This chapter addresses the intersecting processes of globalization and localization as they manifest in a cultural tourism business managed by Indigenous landowners in Vanuatu. The Lelema community, distributed between the two settlements of Lelepa Island and Mangaliliu, on the mainland of Efate Island, owns and manages Vanuatu’s first World Heritage Site, Chief Roi Mata’s Domain (CRMD), which was inscribed in July 2008 as a continuing cultural landscape. Alongside multiple other forces, means and agents, and in the face of intensifying global and local pressures, Lelema villagers seek to mobilise the World Heritage status of CRMD to improve both economic development opportunities (primarily through its associated local tourism enterprise, Roi Mata Cultural Tours) and local heritage conservation measures.
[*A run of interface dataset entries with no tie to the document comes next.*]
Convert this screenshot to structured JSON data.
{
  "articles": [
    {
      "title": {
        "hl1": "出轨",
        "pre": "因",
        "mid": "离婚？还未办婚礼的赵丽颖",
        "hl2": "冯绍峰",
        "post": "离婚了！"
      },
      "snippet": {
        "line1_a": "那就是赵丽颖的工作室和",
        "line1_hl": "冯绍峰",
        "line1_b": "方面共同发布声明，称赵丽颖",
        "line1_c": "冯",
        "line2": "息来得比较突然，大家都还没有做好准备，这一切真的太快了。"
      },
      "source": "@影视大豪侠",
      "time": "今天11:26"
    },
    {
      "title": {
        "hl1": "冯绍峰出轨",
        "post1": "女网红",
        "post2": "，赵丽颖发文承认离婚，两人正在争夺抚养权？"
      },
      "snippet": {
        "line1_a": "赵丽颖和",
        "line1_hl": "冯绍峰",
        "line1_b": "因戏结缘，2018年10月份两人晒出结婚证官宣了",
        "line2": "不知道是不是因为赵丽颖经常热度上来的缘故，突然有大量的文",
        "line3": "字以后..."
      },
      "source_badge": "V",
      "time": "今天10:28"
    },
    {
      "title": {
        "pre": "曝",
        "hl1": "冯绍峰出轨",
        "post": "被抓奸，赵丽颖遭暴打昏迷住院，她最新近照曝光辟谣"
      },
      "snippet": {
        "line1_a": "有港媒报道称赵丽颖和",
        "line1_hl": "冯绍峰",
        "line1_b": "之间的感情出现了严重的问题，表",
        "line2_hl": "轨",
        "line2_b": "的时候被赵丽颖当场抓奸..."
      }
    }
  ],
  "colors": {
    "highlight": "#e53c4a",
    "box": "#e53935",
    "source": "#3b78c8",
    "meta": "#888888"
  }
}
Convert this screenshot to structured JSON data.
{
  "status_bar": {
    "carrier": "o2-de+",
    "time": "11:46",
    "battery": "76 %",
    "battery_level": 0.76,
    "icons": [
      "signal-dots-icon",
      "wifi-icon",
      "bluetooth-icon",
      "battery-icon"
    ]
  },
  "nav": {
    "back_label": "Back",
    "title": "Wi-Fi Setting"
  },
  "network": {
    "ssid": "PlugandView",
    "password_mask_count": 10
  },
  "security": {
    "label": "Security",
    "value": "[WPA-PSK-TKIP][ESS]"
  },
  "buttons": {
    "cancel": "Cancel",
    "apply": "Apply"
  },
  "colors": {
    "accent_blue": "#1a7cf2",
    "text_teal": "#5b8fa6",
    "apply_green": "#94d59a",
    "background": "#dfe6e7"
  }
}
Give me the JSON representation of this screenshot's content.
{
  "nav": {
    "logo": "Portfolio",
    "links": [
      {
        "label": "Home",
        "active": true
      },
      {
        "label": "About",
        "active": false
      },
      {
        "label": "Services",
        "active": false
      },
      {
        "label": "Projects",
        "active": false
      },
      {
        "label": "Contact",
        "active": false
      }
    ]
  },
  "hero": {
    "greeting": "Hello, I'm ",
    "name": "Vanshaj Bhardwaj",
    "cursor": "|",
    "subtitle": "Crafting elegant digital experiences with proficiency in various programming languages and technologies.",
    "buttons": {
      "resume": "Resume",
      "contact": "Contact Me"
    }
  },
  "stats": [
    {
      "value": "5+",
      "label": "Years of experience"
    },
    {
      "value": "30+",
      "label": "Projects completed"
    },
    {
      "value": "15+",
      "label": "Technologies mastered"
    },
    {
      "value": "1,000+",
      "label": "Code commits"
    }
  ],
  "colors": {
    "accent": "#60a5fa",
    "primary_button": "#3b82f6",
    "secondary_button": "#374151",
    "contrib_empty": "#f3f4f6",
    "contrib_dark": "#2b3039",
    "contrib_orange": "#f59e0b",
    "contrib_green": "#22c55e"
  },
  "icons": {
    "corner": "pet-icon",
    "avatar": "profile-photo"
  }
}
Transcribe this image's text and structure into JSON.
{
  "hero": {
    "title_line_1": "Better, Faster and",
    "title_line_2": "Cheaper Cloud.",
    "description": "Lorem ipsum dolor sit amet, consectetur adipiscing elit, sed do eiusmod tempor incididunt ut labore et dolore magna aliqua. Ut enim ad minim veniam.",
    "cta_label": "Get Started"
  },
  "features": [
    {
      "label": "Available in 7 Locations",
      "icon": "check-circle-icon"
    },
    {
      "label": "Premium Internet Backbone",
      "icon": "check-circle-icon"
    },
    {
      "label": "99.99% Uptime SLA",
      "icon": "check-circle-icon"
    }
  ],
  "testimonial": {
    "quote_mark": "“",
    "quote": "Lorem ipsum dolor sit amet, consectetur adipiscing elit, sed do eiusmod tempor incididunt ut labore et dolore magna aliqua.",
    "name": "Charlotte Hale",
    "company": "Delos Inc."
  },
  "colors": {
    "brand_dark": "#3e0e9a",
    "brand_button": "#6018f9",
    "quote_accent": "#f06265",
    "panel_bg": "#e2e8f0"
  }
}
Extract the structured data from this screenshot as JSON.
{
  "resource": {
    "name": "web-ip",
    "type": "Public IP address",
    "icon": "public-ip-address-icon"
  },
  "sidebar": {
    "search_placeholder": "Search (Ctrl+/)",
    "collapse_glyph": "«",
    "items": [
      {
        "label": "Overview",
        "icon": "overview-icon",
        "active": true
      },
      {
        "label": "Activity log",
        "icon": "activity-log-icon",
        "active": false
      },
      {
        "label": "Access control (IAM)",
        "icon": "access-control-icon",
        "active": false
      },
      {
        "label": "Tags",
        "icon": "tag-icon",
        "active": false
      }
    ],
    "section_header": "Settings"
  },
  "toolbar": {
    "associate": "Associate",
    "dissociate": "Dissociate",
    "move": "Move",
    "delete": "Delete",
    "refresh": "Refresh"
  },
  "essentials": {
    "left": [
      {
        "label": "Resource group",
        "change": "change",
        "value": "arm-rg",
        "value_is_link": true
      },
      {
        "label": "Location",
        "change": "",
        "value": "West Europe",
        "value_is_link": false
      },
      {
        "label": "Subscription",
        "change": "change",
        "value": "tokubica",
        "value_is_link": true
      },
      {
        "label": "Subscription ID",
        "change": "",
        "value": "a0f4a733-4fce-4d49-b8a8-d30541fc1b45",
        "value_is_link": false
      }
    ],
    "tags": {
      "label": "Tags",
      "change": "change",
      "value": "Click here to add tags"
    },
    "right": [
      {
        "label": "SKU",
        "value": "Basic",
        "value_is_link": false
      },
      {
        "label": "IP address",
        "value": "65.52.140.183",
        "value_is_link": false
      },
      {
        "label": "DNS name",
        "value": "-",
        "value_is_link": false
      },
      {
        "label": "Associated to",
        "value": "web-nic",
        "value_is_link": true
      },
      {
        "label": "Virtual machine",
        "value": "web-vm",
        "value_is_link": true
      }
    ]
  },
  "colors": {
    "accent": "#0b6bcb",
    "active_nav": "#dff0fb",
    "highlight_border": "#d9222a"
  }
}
This chapter critically examines the Lelema experience of development and conservation and unpacks the nuances and ambiguities at the intersection between local customary norms and global development and conservation agendas. The chapter also highlights alternative local perspectives on the success and failure of community-led tourism and heritage initiatives in Vanuatu.
|Title of host publication||Routledge Handbook on Tourism and Small Island States in the Pacific|
|Editors||Marcus L. Stephenson|
|Place of Publication||London|
|Publication status||Published - 2022|